▶ **AIM OF THE EXERCISE**
Work out how many lines in the data below contain the string "selected", and reply with that figure alone.

▶ **EXERCISE INPUTS**
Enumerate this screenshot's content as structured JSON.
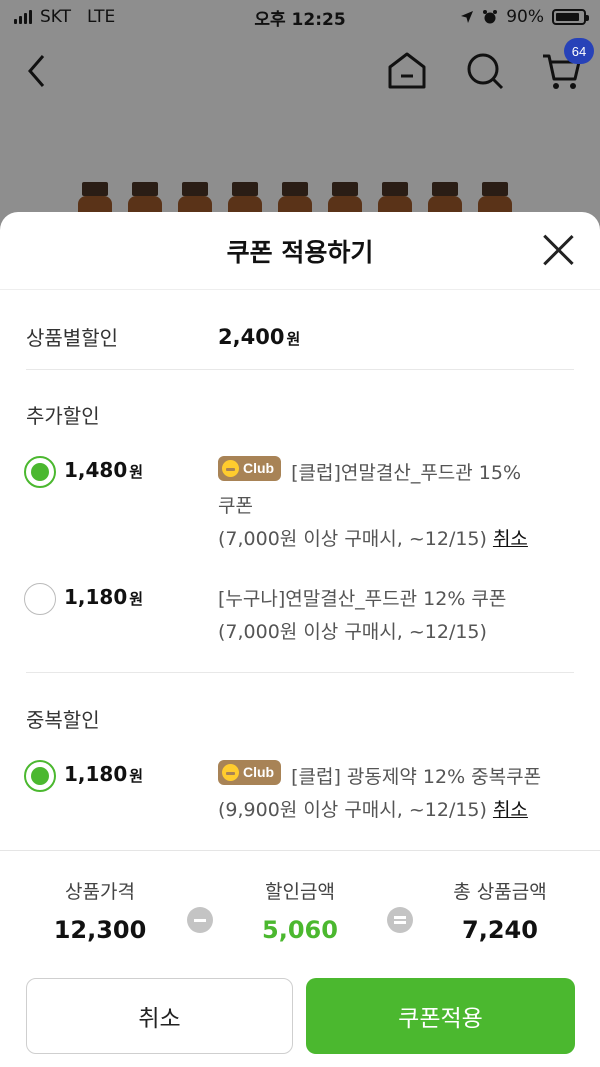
{
  "status_bar": {
    "carrier": "SKT",
    "network": "LTE",
    "time": "오후 12:25",
    "battery": "90%",
    "battery_level": 0.9
  },
  "nav": {
    "cart_count": "64",
    "icons": [
      "back-icon",
      "home-icon",
      "search-icon",
      "cart-icon"
    ]
  },
  "sheet": {
    "title": "쿠폰 적용하기",
    "product_discount": {
      "label": "상품별할인",
      "amount": "2,400",
      "unit": "원"
    },
    "additional": {
      "title": "추가할인",
      "options": [
        {
          "amount": "1,480",
          "unit": "원",
          "selected": true,
          "badge": "Club",
          "line1": "[클럽]연말결산_푸드관 15%",
          "line2": "쿠폰",
          "line3": "(7,000원 이상 구매시, ~12/15)",
          "cancel": "취소"
        },
        {
          "amount": "1,180",
          "unit": "원",
          "selected": false,
          "line1": "[누구나]연말결산_푸드관 12% 쿠폰",
          "line2": "(7,000원 이상 구매시, ~12/15)"
        }
      ]
    },
    "duplicate": {
      "title": "중복할인",
      "option": {
        "amount": "1,180",
        "unit": "원",
        "selected": true,
        "badge": "Club",
        "line1": "[클럽] 광동제약 12% 중복쿠폰",
        "line2": "(9,900원 이상 구매시, ~12/15)",
        "cancel": "취소"
      }
    },
    "summary": {
      "price_label": "상품가격",
      "price": "12,300",
      "discount_label": "할인금액",
      "discount": "5,060",
      "total_label": "총 상품금액",
      "total": "7,240"
    },
    "buttons": {
      "cancel": "취소",
      "apply": "쿠폰적용"
    }
  },
  "colors": {
    "accent_green": "#4bb82f",
    "club_badge": "#a88356",
    "cart_badge": "#2742b8",
    "overlay": "#8e8e8e"
  }
}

▶ **EXERCISE RESPONSE**
3